So...I made more...blueberry ginger, cherry, grilled pineapple with jalapeno, and, in honor of Donald Trump...peach mint! mmmmmpeachmint. All soooo good.
|peach/mint...skins...no skins...no worries!|
And then I was at another Yelp Event at Tres Rios where they served a roasted red pepper margarita. "Nobody else in the city is making this margarita," they said...NOT. SO. FAST, Tres Rios...I roasted red peppers and jalapenos...I mashed, I mixed...and right this very minute there is a roasted red pepper/jalapeno shrub aging in my refrigerator waiting for its turn in the margarita merry-go-round. It smells soooooo good.

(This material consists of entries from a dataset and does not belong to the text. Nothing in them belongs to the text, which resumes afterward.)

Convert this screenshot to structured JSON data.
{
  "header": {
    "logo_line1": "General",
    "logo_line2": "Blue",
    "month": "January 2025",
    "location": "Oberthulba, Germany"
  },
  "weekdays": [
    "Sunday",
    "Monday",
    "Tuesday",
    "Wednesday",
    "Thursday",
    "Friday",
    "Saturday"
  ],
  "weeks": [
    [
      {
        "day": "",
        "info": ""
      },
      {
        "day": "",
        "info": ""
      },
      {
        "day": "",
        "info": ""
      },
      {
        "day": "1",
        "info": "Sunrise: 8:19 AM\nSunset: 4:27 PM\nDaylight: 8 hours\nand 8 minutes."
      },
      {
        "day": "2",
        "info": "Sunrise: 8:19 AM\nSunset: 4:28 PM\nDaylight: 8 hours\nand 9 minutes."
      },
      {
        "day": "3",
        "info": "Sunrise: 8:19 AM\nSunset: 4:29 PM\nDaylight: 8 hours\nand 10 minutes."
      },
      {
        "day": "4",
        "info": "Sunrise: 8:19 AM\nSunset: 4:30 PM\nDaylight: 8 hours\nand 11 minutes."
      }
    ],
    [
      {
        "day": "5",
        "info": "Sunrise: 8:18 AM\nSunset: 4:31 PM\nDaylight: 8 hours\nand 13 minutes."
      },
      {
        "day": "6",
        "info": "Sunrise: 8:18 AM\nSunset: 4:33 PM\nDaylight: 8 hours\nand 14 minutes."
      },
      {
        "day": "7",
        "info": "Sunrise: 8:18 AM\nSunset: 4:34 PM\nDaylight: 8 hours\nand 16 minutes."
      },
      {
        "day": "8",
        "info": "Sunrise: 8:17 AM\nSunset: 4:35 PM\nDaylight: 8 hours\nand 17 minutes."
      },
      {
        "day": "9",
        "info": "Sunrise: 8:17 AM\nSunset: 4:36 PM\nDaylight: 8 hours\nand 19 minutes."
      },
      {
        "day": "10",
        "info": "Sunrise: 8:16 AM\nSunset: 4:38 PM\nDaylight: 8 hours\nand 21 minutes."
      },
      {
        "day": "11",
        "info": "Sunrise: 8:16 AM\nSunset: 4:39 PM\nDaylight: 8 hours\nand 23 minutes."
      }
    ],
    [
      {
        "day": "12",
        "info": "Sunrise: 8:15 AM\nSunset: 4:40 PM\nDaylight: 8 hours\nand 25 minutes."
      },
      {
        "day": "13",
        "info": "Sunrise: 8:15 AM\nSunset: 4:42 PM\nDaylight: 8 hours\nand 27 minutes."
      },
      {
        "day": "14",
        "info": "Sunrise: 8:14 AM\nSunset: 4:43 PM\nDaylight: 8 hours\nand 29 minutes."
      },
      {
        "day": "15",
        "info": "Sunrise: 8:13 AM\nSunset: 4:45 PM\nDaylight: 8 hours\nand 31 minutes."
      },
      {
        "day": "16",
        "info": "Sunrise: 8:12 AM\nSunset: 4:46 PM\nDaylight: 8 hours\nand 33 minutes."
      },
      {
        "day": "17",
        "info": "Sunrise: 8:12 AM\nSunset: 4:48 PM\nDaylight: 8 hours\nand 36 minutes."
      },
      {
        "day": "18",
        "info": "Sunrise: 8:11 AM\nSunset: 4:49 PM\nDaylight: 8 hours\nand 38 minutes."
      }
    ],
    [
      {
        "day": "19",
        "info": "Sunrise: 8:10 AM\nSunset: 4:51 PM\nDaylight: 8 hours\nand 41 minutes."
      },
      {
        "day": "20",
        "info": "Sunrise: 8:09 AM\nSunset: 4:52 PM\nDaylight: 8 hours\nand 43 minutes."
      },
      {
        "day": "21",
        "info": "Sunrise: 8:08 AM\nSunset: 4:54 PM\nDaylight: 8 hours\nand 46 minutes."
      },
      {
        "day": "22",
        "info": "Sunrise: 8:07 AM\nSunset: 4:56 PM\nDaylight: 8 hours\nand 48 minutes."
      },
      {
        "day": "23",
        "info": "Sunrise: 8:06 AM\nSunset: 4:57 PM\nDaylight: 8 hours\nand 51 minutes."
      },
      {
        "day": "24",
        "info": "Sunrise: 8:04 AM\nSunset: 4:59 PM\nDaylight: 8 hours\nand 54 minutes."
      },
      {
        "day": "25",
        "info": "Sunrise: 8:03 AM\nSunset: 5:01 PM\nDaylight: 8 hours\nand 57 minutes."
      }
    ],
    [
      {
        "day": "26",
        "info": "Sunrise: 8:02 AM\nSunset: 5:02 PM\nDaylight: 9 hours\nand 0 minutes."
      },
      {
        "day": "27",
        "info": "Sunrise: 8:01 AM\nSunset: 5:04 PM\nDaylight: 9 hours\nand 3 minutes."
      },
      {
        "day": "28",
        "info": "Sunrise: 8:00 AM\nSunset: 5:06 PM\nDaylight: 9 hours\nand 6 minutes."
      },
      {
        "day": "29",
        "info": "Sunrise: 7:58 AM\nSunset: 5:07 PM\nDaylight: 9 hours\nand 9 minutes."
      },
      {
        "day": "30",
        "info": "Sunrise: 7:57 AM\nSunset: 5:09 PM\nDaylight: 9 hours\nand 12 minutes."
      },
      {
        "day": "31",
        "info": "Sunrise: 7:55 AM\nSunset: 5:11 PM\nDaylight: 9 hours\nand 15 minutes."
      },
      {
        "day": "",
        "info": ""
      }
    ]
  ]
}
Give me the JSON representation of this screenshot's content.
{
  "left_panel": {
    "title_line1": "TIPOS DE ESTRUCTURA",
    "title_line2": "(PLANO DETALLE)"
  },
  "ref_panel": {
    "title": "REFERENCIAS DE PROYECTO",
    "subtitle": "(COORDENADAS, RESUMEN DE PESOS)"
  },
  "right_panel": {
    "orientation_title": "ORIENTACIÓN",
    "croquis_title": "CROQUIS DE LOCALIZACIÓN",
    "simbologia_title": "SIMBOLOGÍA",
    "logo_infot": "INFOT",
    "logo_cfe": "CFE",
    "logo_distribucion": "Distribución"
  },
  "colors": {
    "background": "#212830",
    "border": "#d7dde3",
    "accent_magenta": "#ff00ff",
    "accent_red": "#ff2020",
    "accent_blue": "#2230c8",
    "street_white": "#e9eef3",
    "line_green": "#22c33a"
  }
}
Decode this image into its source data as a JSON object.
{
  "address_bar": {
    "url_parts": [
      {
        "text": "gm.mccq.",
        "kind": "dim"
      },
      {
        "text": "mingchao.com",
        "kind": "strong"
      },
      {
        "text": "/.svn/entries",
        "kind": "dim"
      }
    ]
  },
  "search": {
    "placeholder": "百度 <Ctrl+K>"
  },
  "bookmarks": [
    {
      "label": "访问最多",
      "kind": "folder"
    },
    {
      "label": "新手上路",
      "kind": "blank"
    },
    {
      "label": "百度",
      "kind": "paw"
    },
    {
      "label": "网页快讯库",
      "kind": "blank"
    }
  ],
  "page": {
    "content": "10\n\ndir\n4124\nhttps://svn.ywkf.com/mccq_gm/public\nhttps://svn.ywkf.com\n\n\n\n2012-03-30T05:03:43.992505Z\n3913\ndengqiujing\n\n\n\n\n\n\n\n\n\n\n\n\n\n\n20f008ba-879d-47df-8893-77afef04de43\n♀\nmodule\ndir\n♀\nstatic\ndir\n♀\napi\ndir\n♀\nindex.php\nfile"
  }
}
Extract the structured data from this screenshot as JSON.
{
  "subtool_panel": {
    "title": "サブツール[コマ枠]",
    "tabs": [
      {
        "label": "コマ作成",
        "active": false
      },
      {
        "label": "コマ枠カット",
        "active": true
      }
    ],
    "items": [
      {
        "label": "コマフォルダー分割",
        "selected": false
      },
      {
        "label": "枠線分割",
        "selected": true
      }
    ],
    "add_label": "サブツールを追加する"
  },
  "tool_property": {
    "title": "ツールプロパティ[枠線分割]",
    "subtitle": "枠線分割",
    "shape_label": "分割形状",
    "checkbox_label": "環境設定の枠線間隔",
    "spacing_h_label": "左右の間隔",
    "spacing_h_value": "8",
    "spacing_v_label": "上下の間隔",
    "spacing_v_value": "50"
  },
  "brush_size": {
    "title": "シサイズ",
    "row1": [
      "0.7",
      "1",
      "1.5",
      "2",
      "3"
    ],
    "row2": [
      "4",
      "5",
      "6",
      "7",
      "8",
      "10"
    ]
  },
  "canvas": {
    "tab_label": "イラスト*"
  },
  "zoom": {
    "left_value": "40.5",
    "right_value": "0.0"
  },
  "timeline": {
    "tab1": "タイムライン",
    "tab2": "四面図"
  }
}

It's gotten a bit out of hand, I'm not going to lie. The other day, Emma tried to put something away in the fridge and she said, "Dad, can we move all your 'special juices' to the basement fridge? There's no room for food." And she's...she's sort of right.
I'm taking a brief break from shrub-making and transitioning over the fourth of July holiday to shrub DRINKING. But there will be more. So many more.
If you decide to shrub here's the equipment you'll need:
1) 32 oz mason jar
2) Fruit masher
4) canning funnel (optional...but it's less messy)
The recipe is constrained only by your imagination and budget. Healthy people are drinking unfiltered active yeast vinegars these days, and while I can't speak specifically to any health benefits I'm observing...I did feel pretty amazing after my sister and I finished our cocktails.
Despite the health benefits of the unfiltered cider vinegar, nothing is holding you to it. Use champagne vinegar, red wine vinegar, balsamic vinegar...whatever you think. The same is true of the fruit the sugar and any spice you use. The recipe amounts to:
1) fruit or vegetable you want to preserve/shrub
2) spice (optional) you want to mix with it (I recommend basil/mint/jalapeno...it cuts the vinegar smell and taste and if you pick well, pairs really nicely with your fruit)
3) sugar (this can be any sugar...cane sugar, raw sugar, maple syrup...whatever you think would be a nice mix with the fruit/veggie you selected)
4) vinegar (again...any vinegar will do, but I highly recommend the unfiltered cider vinegar)
and that's it...1 1/2 cups of mashed fruit veggie of choice with spice of choice, 1 1/2 cups of your sugar of choice, 1 1/2 cups of your vinegar of choice....mash/mix...refrigerate two weeks, mixing daily. Strain and mix in cocktails or carbonated water.
|mash up your fruit|
|mash it all up|
|label with the date (if you're forgetful...like me)|
|refrigerate two weeks, mix every day or so|
|strain a couple weeks later! voila!|
Experiment with how much you want to use. With cocktails we basically used 1:1...1 shot of shrub with 1 shot of liquor. With carbonated water, there weren't any other flavors so 2 shots of shrub made a nice fruity flavorful summer ...shroda (props to Kate for the portmanteau name).
Great for summer bbqs. Kids or adults...